By: Christina Welty
It’s time to plan your upcoming annual convention. The board picked a location – convenient and central to your member base. You have chosen dates (avoiding holidays and competing association’s meetings) and you have sent a Request for Proposal (RFP) to several properties. After reviewing the RFP’s, you selected the hotel. Now, you have to tackle the next step – reviewing the hotel contract. Before you sign on the dotted line, keep the following tips in mind.
- GO BACK TO YOUR RFP
Before you do anything else, review your RFP and make sure everything is covered in the contract. Does the contract:
- List the correct number of sleeping rooms at the requested room rate?
- Articulate the parking and internet usage fees?
- Have the appropriate number of rooms for all of your sessions and other activities? Are they the right size and will you be able to fit everything comfortably, including any special audiovisual?
- Make arrangements for any of your special requests, such as a trade show that involves cooking or moving large pallets onto the show floor?
- ROOM BLOCK & ATTRITION
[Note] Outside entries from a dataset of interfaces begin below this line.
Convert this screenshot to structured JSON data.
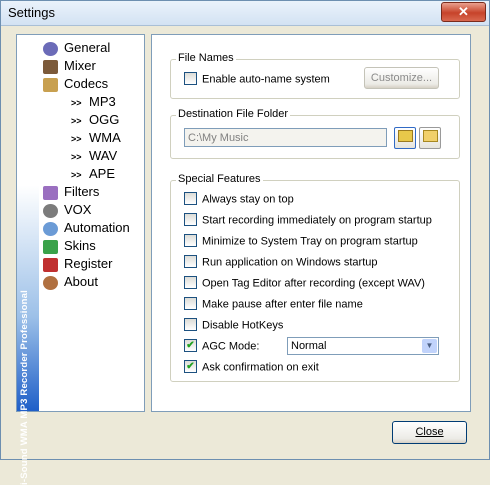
{
  "window": {
    "title": "Settings",
    "close_glyph": "✕"
  },
  "sidebar": {
    "vertical_text": "i-Sound WMA MP3 Recorder Professional",
    "items": [
      {
        "label": "General",
        "icon": "gear-icon",
        "color": "#6b6bb8"
      },
      {
        "label": "Mixer",
        "icon": "mixer-icon",
        "color": "#7c5a3a"
      },
      {
        "label": "Codecs",
        "icon": "codecs-icon",
        "color": "#c8a050"
      },
      {
        "label": "Filters",
        "icon": "filters-icon",
        "color": "#9a6fc0"
      },
      {
        "label": "VOX",
        "icon": "vox-icon",
        "color": "#7c7c7c"
      },
      {
        "label": "Automation",
        "icon": "clock-icon",
        "color": "#6b9bd6"
      },
      {
        "label": "Skins",
        "icon": "skins-icon",
        "color": "#3aa24a"
      },
      {
        "label": "Register",
        "icon": "register-icon",
        "color": "#c03030"
      },
      {
        "label": "About",
        "icon": "about-icon",
        "color": "#b07040"
      }
    ],
    "codecs": [
      {
        "label": "MP3"
      },
      {
        "label": "OGG"
      },
      {
        "label": "WMA"
      },
      {
        "label": "WAV"
      },
      {
        "label": "APE"
      }
    ]
  },
  "file_names": {
    "title": "File Names",
    "auto_name_label": "Enable auto-name system",
    "auto_name_checked": false,
    "customize_label": "Customize..."
  },
  "destination": {
    "title": "Destination File Folder",
    "path_placeholder": "C:\\My Music"
  },
  "features": {
    "title": "Special  Features",
    "options": [
      {
        "label": "Always stay on top",
        "checked": false
      },
      {
        "label": "Start recording immediately on program startup",
        "checked": false
      },
      {
        "label": "Minimize to System Tray on program startup",
        "checked": false
      },
      {
        "label": "Run application on Windows startup",
        "checked": false
      },
      {
        "label": "Open Tag Editor after recording (except WAV)",
        "checked": false
      },
      {
        "label": "Make pause after enter file name",
        "checked": false
      },
      {
        "label": "Disable HotKeys",
        "checked": false
      },
      {
        "label": "AGC Mode:",
        "checked": true
      },
      {
        "label": "Ask confirmation on exit",
        "checked": true
      }
    ],
    "agc_value": "Normal"
  },
  "footer": {
    "close_label": "Close"
  },
  "check_glyph": "✔"
}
Review your room block and make sure you will realistically be able to meet the rooms requested. Many hotels will allow for 80-85% attrition, but it can be negotiated if not offered initially. Make sure the word “cumulative” is part of the contract, so you can satisfy the total number of rooms across the duration of the convention instead of having to meet attrition nightly. Also, if the group is typically late to register, request a room reservation deadline of 3 weeks out.
After your meeting is over, if you fall short of your room block, send a registration list to the hotel and have them check to see if any of the rooms were outside of the block. It’s amazing how many people forget to mention the group name when making a reservation or there’s simply an error when booking.
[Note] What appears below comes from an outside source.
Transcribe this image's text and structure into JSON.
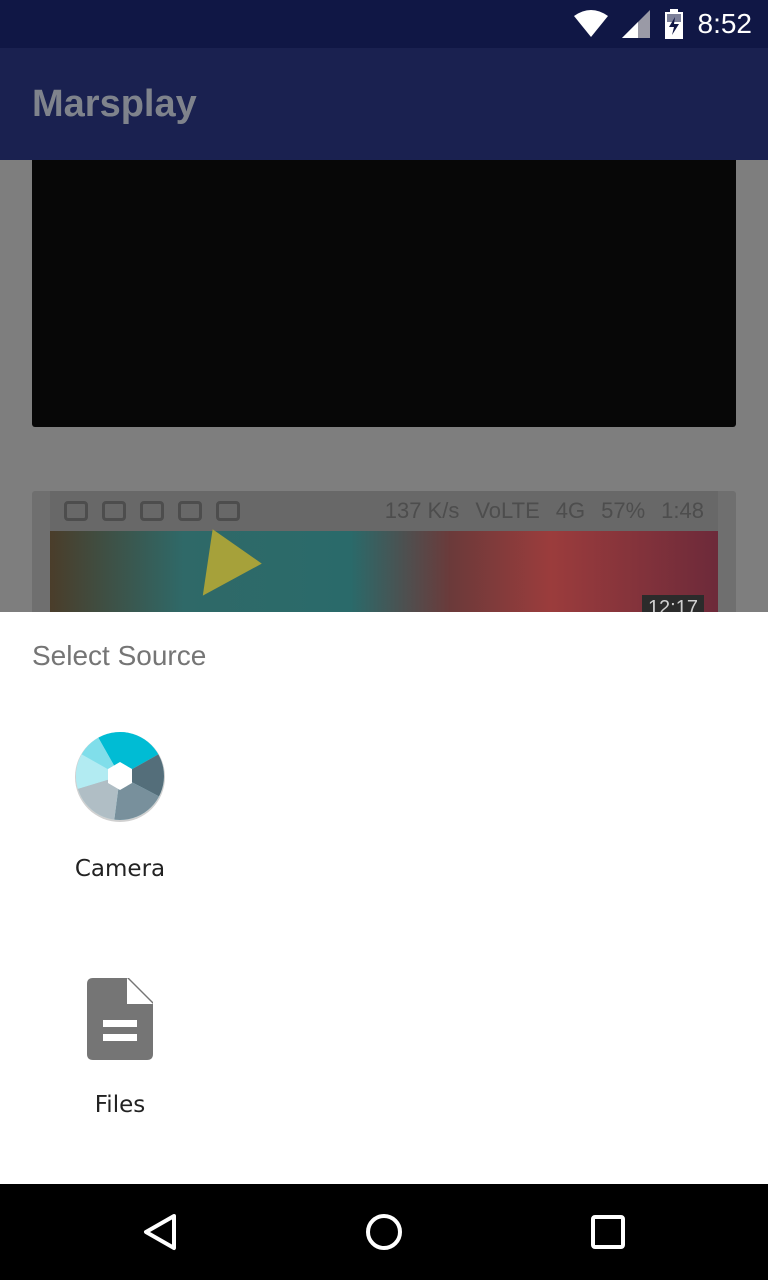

- LOOK FOR HIDDEN FEES
Sometimes, hotels charge per tabletop display, even though it is not much different from having to set up in classroom style. You might also see a per person charge for an outdoor event or per person fee for internet, etc. Some items may be worth it, but think how much $5 per person would cost if you were having a large outdoor event!
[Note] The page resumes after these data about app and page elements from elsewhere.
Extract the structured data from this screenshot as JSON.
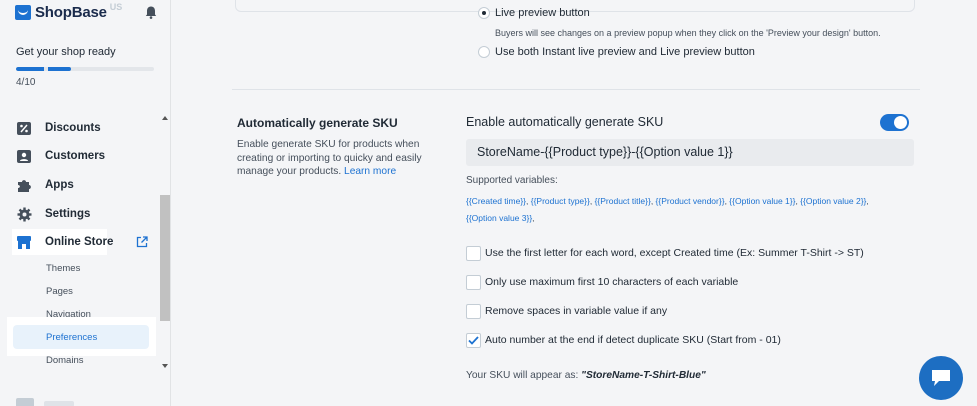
{
  "brand": {
    "name": "ShopBase",
    "region": "US",
    "brand_color": "#1d72d1"
  },
  "onboarding": {
    "title": "Get your shop ready",
    "progress_text": "4/10",
    "progress_value": 0.4
  },
  "sidebar": {
    "items": [
      {
        "label": "Discounts",
        "icon": "discount-icon"
      },
      {
        "label": "Customers",
        "icon": "customers-icon"
      },
      {
        "label": "Apps",
        "icon": "puzzle-icon"
      },
      {
        "label": "Settings",
        "icon": "gear-icon"
      },
      {
        "label": "Online Store",
        "icon": "store-icon"
      }
    ],
    "online_store_sub": [
      "Themes",
      "Pages",
      "Navigation",
      "Preferences",
      "Domains"
    ],
    "selected_sub": "Preferences"
  },
  "preview_options": {
    "live_preview_label": "Live preview button",
    "live_preview_help": "Buyers will see changes on a preview popup when they click on the 'Preview your design' button.",
    "both_label": "Use both Instant live preview and Live preview button"
  },
  "sku_section": {
    "title": "Automatically generate SKU",
    "description": "Enable generate SKU for products when creating or importing to quicky and easily manage your products.",
    "learn_more": "Learn more",
    "enable_label": "Enable automatically generate SKU",
    "enabled": true,
    "template_value": "StoreName-{{Product type}}-{{Option value 1}}",
    "supported_title": "Supported variables:",
    "variables": [
      "{{Created time}}",
      "{{Product type}}",
      "{{Product title}}",
      "{{Product vendor}}",
      "{{Option value 1}}",
      "{{Option value 2}}",
      "{{Option value 3}}"
    ],
    "options": [
      {
        "label": "Use the first letter for each word, except Created time (Ex: Summer T-Shirt -> ST)",
        "checked": false
      },
      {
        "label": "Only use maximum first 10 characters of each variable",
        "checked": false
      },
      {
        "label": "Remove spaces in variable value if any",
        "checked": false
      },
      {
        "label": "Auto number at the end if detect duplicate SKU (Start from - 01)",
        "checked": true
      }
    ],
    "result_prefix": "Your SKU will appear as:",
    "result_value": "\"StoreName-T-Shirt-Blue\""
  }
}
There are several important clauses, but some of the most important are:
- Force majeure – protects both the organization and hotel from acts of God (terrorism, labor strikes, extreme weather, etc.) which make it impossible to hold the event.
- Cancellation – usually in the form of a grid, it shows the # days out from the event (360, 180, 90, etc.) and how much the association would be responsible for paying should they cancel the event. Make sure the cancellation clause is mutual in the event the hotel cancels on the group. Also, remember that the hotel isn’t making 100% profit, so cancellations should be based on lost profit, not on lost revenue.
- Liquor liability – requires servers to be trained and refuse alcohol to anyone who appears intoxicated. It also requires the hotel to hold harmless the meeting sponsor should there be a liquor liability claim.
- DAYS VS. DATES
Lastly, I cannot stress this enough. Please make sure the days/dates of the week are accurate! Imagine if your exhibit move-in was supposed to be on Tuesday and the date on your space grid was actually for that Wednesday? Once the contract is signed, it will be difficult to adjust the space for the correct days, especially if there is a group before or after your event.
Paying attention to these tips will help save you time, money and a few headaches in the long run. What other tips do you have when you review your hotel contract?